== Work instruction ==
All of the data that appears below is to be given again precisely as written.

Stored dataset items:
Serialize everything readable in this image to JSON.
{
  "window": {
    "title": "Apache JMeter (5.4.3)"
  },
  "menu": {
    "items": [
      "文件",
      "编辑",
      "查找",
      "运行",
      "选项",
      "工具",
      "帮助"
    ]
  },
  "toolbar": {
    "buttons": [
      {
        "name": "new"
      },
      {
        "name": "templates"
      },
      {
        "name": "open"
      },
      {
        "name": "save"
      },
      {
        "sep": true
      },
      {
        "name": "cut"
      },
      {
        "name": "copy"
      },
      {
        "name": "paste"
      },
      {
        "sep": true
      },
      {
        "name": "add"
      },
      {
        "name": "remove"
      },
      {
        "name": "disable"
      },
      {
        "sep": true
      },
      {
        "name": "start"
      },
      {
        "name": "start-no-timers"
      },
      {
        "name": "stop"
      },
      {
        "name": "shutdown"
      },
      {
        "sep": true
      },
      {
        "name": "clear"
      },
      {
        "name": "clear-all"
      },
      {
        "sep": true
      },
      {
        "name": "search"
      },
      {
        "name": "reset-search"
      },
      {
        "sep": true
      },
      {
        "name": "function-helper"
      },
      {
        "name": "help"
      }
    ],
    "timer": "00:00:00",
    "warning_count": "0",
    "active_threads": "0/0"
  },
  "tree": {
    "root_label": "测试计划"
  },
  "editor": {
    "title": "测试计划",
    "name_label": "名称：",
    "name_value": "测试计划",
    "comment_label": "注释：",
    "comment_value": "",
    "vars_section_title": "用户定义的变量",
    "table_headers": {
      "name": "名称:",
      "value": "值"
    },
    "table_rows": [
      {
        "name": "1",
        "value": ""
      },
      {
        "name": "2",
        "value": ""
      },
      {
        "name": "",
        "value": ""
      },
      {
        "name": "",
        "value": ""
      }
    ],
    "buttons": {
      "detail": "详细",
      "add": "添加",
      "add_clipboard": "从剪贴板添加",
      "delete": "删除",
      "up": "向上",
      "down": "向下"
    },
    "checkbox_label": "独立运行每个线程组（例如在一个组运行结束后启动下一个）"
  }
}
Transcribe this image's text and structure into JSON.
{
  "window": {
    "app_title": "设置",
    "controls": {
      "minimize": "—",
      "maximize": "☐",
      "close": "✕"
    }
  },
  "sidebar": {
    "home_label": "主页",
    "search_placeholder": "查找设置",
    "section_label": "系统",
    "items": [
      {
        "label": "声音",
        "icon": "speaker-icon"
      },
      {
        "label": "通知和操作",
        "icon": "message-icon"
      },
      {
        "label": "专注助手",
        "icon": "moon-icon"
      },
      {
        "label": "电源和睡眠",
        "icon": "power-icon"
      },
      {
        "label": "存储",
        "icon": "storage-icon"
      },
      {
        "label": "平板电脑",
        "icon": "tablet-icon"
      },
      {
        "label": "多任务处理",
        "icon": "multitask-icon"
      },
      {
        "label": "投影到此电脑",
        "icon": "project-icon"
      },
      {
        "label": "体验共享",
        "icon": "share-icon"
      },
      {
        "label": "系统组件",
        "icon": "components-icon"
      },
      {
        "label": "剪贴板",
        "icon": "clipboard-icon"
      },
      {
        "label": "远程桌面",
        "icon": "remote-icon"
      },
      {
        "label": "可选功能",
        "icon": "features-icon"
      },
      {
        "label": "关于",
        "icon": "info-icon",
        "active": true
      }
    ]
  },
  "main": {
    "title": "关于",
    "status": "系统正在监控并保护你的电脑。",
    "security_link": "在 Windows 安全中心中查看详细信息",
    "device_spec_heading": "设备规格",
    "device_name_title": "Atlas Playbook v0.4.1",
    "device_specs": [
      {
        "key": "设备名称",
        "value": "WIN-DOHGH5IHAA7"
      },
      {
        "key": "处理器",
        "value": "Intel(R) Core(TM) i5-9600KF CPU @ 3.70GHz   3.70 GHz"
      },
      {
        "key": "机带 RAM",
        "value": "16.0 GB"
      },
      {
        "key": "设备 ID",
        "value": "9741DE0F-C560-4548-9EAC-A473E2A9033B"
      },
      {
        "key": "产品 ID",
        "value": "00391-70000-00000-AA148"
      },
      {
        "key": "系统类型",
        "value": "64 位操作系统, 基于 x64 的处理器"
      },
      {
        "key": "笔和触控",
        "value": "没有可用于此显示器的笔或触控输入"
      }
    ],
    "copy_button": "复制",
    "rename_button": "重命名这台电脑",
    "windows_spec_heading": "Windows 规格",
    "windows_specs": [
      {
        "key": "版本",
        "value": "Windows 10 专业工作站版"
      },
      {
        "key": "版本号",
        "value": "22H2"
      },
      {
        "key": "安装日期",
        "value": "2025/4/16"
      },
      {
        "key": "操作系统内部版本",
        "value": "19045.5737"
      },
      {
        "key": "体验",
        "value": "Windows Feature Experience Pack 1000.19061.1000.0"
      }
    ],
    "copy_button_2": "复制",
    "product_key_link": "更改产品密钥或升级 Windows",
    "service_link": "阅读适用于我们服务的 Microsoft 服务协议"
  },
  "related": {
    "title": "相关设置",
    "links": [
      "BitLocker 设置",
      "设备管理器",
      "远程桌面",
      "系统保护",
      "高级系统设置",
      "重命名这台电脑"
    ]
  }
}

== Response to the exercise ==
Serialize everything readable in this image to JSON.
{
  "window": {
    "title": "Apache JMeter (5.4.3)"
  },
  "menu": {
    "items": [
      "文件",
      "编辑",
      "查找",
      "运行",
      "选项",
      "工具",
      "帮助"
    ]
  },
  "toolbar": {
    "buttons": [
      {
        "name": "new"
      },
      {
        "name": "templates"
      },
      {
        "name": "open"
      },
      {
        "name": "save"
      },
      {
        "sep": true
      },
      {
        "name": "cut"
      },
      {
        "name": "copy"
      },
      {
        "name": "paste"
      },
      {
        "sep": true
      },
      {
        "name": "add"
      },
      {
        "name": "remove"
      },
      {
        "name": "disable"
      },
      {
        "sep": true
      },
      {
        "name": "start"
      },
      {
        "name": "start-no-timers"
      },
      {
        "name": "stop"
      },
      {
        "name": "shutdown"
      },
      {
        "sep": true
      },
      {
        "name": "clear"
      },
      {
        "name": "clear-all"
      },
      {
        "sep": true
      },
      {
        "name": "search"
      },
      {
        "name": "reset-search"
      },
      {
        "sep": true
      },
      {
        "name": "function-helper"
      },
      {
        "name": "help"
      }
    ],
    "timer": "00:00:00",
    "warning_count": "0",
    "active_threads": "0/0"
  },
  "tree": {
    "root_label": "测试计划"
  },
  "editor": {
    "title": "测试计划",
    "name_label": "名称：",
    "name_value": "测试计划",
    "comment_label": "注释：",
    "comment_value": "",
    "vars_section_title": "用户定义的变量",
    "table_headers": {
      "name": "名称:",
      "value": "值"
    },
    "table_rows": [
      {
        "name": "1",
        "value": ""
      },
      {
        "name": "2",
        "value": ""
      },
      {
        "name": "",
        "value": ""
      },
      {
        "name": "",
        "value": ""
      }
    ],
    "buttons": {
      "detail": "详细",
      "add": "添加",
      "add_clipboard": "从剪贴板添加",
      "delete": "删除",
      "up": "向上",
      "down": "向下"
    },
    "checkbox_label": "独立运行每个线程组（例如在一个组运行结束后启动下一个）"
  }
}
Transcribe this image's text and structure into JSON.
{
  "window": {
    "app_title": "设置",
    "controls": {
      "minimize": "—",
      "maximize": "☐",
      "close": "✕"
    }
  },
  "sidebar": {
    "home_label": "主页",
    "search_placeholder": "查找设置",
    "section_label": "系统",
    "items": [
      {
        "label": "声音",
        "icon": "speaker-icon"
      },
      {
        "label": "通知和操作",
        "icon": "message-icon"
      },
      {
        "label": "专注助手",
        "icon": "moon-icon"
      },
      {
        "label": "电源和睡眠",
        "icon": "power-icon"
      },
      {
        "label": "存储",
        "icon": "storage-icon"
      },
      {
        "label": "平板电脑",
        "icon": "tablet-icon"
      },
      {
        "label": "多任务处理",
        "icon": "multitask-icon"
      },
      {
        "label": "投影到此电脑",
        "icon": "project-icon"
      },
      {
        "label": "体验共享",
        "icon": "share-icon"
      },
      {
        "label": "系统组件",
        "icon": "components-icon"
      },
      {
        "label": "剪贴板",
        "icon": "clipboard-icon"
      },
      {
        "label": "远程桌面",
        "icon": "remote-icon"
      },
      {
        "label": "可选功能",
        "icon": "features-icon"
      },
      {
        "label": "关于",
        "icon": "info-icon",
        "active": true
      }
    ]
  },
  "main": {
    "title": "关于",
    "status": "系统正在监控并保护你的电脑。",
    "security_link": "在 Windows 安全中心中查看详细信息",
    "device_spec_heading": "设备规格",
    "device_name_title": "Atlas Playbook v0.4.1",
    "device_specs": [
      {
        "key": "设备名称",
        "value": "WIN-DOHGH5IHAA7"
      },
      {
        "key": "处理器",
        "value": "Intel(R) Core(TM) i5-9600KF CPU @ 3.70GHz   3.70 GHz"
      },
      {
        "key": "机带 RAM",
        "value": "16.0 GB"
      },
      {
        "key": "设备 ID",
        "value": "9741DE0F-C560-4548-9EAC-A473E2A9033B"
      },
      {
        "key": "产品 ID",
        "value": "00391-70000-00000-AA148"
      },
      {
        "key": "系统类型",
        "value": "64 位操作系统, 基于 x64 的处理器"
      },
      {
        "key": "笔和触控",
        "value": "没有可用于此显示器的笔或触控输入"
      }
    ],
    "copy_button": "复制",
    "rename_button": "重命名这台电脑",
    "windows_spec_heading": "Windows 规格",
    "windows_specs": [
      {
        "key": "版本",
        "value": "Windows 10 专业工作站版"
      },
      {
        "key": "版本号",
        "value": "22H2"
      },
      {
        "key": "安装日期",
        "value": "2025/4/16"
      },
      {
        "key": "操作系统内部版本",
        "value": "19045.5737"
      },
      {
        "key": "体验",
        "value": "Windows Feature Experience Pack 1000.19061.1000.0"
      }
    ],
    "copy_button_2": "复制",
    "product_key_link": "更改产品密钥或升级 Windows",
    "service_link": "阅读适用于我们服务的 Microsoft 服务协议"
  },
  "related": {
    "title": "相关设置",
    "links": [
      "BitLocker 设置",
      "设备管理器",
      "远程桌面",
      "系统保护",
      "高级系统设置",
      "重命名这台电脑"
    ]
  }
}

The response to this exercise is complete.